Tennessee coach Butch Jones chose to focus on the positive coming off a narrow victory against South Alabama, so we’ll do the same in this week’s installment of GVX By the Numbers.
The Vols (3-2, 0-1 SEC) will have to make strides in a number of areas if they’re to have any hope of knocking off No. 6 Georgia (3-1, 2-0) on Saturday at Neyland Stadium (TV: CBS, 3:30 p.m.)
But that doesn’t mean there weren’t things to build on. Let’s take a look.
1. The Vols got better on first downs, which means they also got better on second downs.
Vols' yards per play
Last week we examined Tennessee’s first down offensive inefficiency and how that led to second-and-long situations in which the Vols were even worse.
Against Oregon and Florida, the Vols had 25 plays on second down and eight yards or longer. They managed only 41 yards, an average of 1.64 per play. When Nathan Peterman was in the game, the Vols had eight second-and-longs and netted -3 yards.
That changed against South Alabama.
The Vols averaged 8.1 yards per play on first downs. That forced UT into fewer second-and-long situations.
The Vols collected 67 yards on 12 plays from second-and-8 or longer, a much more respectable 5.6-yard average.
2. The Vols are getting better on third downs on defense.
Vols' defense on 3rd downs
We reviewed the Vols’ new 3-3-5 personnel look this week. The Vols are making progress in pressuring the quarterback, and are getting off the field more often on third downs.
3. The Tennessee defense has faced a variety of offensive looks this year, which could help prepare them Georgia’s strong and balanced offensive attack.
Vols' defensive sets
Or perhaps that’s wildly optimistic. In any case, the Vols have plenty of experience in mixing and matching different sets to adjust to an opponent’s personnel.
Now look back to last week...

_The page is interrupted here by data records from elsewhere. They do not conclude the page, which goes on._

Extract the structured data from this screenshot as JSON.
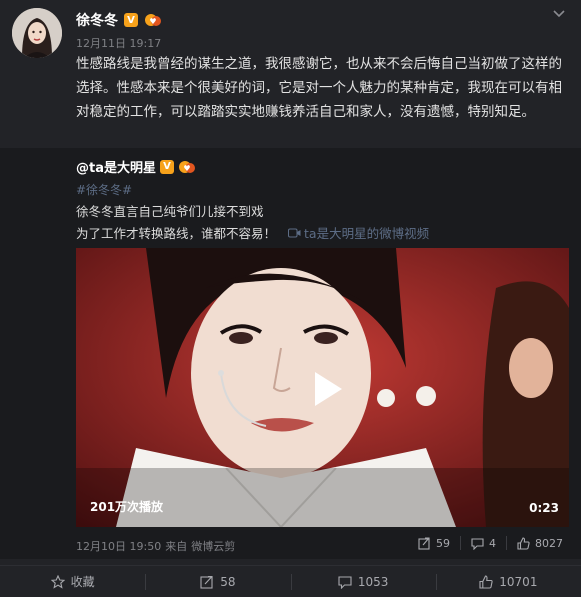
{
  "post": {
    "author": "徐冬冬",
    "verified_badge": "V",
    "time": "12月11日 19:17",
    "text": "性感路线是我曾经的谋生之道，我很感谢它，也从来不会后悔自己当初做了这样的选择。性感本来是个很美好的词，它是对一个人魅力的某种肯定，我现在可以有相对稳定的工作，可以踏踏实实地赚钱养活自己和家人，没有遗憾，特别知足。"
  },
  "repost": {
    "author": "@ta是大明星",
    "verified_badge": "V",
    "hashtag": "#徐冬冬#",
    "line1": "徐冬冬直言自己纯爷们儿接不到戏",
    "line2": "为了工作才转换路线，谁都不容易！",
    "video_link": "ta是大明星的微博视频",
    "video": {
      "views": "201万次播放",
      "duration": "0:23"
    },
    "time": "12月10日 19:50",
    "source_prefix": "来自",
    "source": "微博云剪",
    "actions": {
      "repost_count": "59",
      "comment_count": "4",
      "like_count": "8027"
    }
  },
  "bottom_bar": {
    "favorite_label": "收藏",
    "repost_count": "58",
    "comment_count": "1053",
    "like_count": "10701"
  },
  "colors": {
    "background": "#222327",
    "repost_background": "#1a1b1e",
    "link": "#5d6d86",
    "badge": "#f7a21b"
  }
}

1. Tight end Brendan Downs: He sustained some sort of an injury on the opening play of the game, but never left. He played 27 snaps lined up as an H-back, 25 as tight end, three snaps as a wideout and one snap in which he was essentially an offensive tackle because of the formation. The Vols averaged 7.1 yards per play when Downs was in the game.
2. Wide receiver Jason Croom: He played his “best game,” according to Butch Jones, catching three passes for 50 yards. That helped his boost his per-play average: The Vols averaged 8.9 yards when he was on the field against South Alabama. For the season as whole, Croom (6.2) has a healthy lead on rival Josh Smith (5.3) in yards per snap.
3. Safety Byron Moore: Jones suggested the Vols needs to use more reserves in the secondary. Moore was able to give starter LaDarrell McNeil a rest on Saturday with little dropoff. In Moore’s 16 snaps, South Alabama had only 56 yards.
Reserve linemen Klyer Kerbyson picked up three plays when starter Ja'Wuan James lost his hat. Tight end A.J. Branisel entered the game early and caught a touchdown pass. Rajion Neal became a workhorse after Marlin Lane went down with an injury.
Vols' offensive snap count, Oct. 1, 2013
Aside from the previously mentioned Moore, the reserves didn't get much work in the back end of the Vols' defense. JaRon Toney did win back his job from Devaun Swafford, although it appears that is subject to change from week to week.